## What you should do
Copy out each line of the data below in which the string "this" appears.

## Data
══════════════════════════════

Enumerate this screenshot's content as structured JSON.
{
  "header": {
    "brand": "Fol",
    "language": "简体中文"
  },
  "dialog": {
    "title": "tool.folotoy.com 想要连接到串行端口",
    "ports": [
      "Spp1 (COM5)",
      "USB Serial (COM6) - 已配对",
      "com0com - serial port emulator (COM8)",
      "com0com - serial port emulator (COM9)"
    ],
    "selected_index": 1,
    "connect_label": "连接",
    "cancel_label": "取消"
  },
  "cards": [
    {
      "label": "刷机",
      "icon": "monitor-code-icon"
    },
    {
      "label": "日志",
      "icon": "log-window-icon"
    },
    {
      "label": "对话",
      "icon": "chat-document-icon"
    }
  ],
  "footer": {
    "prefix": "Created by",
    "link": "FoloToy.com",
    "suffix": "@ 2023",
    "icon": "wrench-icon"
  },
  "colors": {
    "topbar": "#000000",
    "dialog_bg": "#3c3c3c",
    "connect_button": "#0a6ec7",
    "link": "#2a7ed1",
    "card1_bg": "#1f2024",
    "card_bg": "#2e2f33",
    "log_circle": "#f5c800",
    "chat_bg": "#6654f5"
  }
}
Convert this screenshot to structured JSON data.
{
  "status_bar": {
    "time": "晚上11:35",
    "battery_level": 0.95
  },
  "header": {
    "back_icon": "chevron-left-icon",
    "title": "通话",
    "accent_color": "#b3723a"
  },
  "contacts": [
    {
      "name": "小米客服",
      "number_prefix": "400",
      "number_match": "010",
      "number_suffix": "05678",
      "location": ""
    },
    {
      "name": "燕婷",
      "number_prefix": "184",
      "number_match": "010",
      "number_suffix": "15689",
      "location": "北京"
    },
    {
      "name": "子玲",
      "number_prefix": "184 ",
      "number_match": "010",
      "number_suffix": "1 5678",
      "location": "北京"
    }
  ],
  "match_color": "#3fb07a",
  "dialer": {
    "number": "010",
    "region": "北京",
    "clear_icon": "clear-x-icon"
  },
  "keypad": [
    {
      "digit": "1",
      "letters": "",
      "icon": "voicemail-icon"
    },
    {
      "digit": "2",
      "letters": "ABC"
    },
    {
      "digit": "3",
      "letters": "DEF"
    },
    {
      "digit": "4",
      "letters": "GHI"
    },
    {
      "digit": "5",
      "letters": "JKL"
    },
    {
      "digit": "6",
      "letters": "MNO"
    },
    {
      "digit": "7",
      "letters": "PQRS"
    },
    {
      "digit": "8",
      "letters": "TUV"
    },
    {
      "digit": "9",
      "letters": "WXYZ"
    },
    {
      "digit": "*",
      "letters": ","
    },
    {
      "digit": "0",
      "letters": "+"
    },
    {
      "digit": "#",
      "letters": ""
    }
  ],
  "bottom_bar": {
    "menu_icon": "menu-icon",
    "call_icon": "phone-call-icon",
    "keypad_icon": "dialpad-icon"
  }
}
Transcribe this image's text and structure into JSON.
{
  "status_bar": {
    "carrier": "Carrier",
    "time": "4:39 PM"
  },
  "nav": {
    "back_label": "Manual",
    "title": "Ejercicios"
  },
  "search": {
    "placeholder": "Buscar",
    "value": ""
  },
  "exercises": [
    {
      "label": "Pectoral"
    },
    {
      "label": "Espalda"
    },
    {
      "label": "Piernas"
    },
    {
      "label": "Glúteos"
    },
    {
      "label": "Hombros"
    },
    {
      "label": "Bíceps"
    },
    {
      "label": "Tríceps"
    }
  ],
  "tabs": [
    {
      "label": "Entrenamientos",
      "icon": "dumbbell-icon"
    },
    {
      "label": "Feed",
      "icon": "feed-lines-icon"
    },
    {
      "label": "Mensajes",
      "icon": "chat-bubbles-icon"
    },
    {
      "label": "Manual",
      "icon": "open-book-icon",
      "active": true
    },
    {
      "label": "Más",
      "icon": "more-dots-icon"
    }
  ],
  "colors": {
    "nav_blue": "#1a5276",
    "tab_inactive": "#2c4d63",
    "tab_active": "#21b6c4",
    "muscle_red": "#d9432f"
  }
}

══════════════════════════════

## Answer section
Enumerate this screenshot's content as structured JSON.
Convert this screenshot to structured JSON data.
Transcribe this image's text and structure into JSON.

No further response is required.